This diptych has been a bit slow in coming as I've been trying to record the process of a painting from the beginning to the end. It's interesting to see how I work, as I typically have a different image in my mind of my practice and also interesting to see how much of what I learned in art school still applies to my methods. It kind of feels like watching a sports replay in order to learn from your mistakes. One of the main lessons I remember from school is to work around the entire piece all at once rather than focusing on one particular area, which I have come to realize that I actually do without thinking. Another is to step back from the work regularly in order to see the entire piece as a whole, particularly from one this large. And thankfully I still do that, too. In fact, I often take the work-in-progress to another room for a different perspective and to view it under different lighting.
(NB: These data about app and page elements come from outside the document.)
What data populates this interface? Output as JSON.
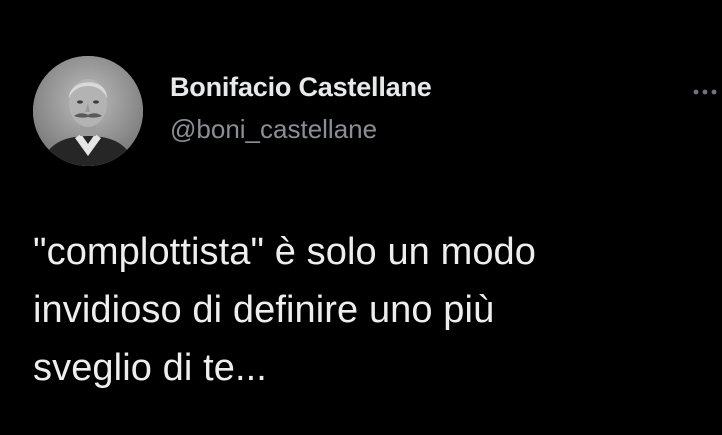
{
  "author": {
    "display_name": "Bonifacio Castellane",
    "handle": "@boni_castellane",
    "avatar_icon": "profile-photo"
  },
  "tweet": {
    "text": "\"complottista\" è solo un modo\ninvidioso di definire uno più\nsveglio di te..."
  },
  "menu": {
    "icon": "more-options-icon"
  },
  "colors": {
    "background": "#000000",
    "name": "#e7e9ea",
    "handle": "#8b8f93",
    "text": "#eeeeee"
  }
}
I also like to look at pieces I'm working on for an extended period of time prior to having a nap and then waking to it. There is something that often clicks in my mind when I give myself time to do this. In this case, even though I used quite a bit of purple (which is often considered a cool colour), when combined with all the orange, yellow, pink and red it made the painting feel too warm, so I added blue in my final layers. I especially love the combination of the Rocky Mountains by Lake Louse, buffalo that used to roam in abundance in the area, ravens that I like to talk to, and wild tiger lilies that grow in profusion in the mountains. I remember one Mother's Day a father and very young son were gathering them along the road side...a wonderful gesture even though it is not permitted in the national parks, but a good memory none-the-less.
AIRdirondack Art Project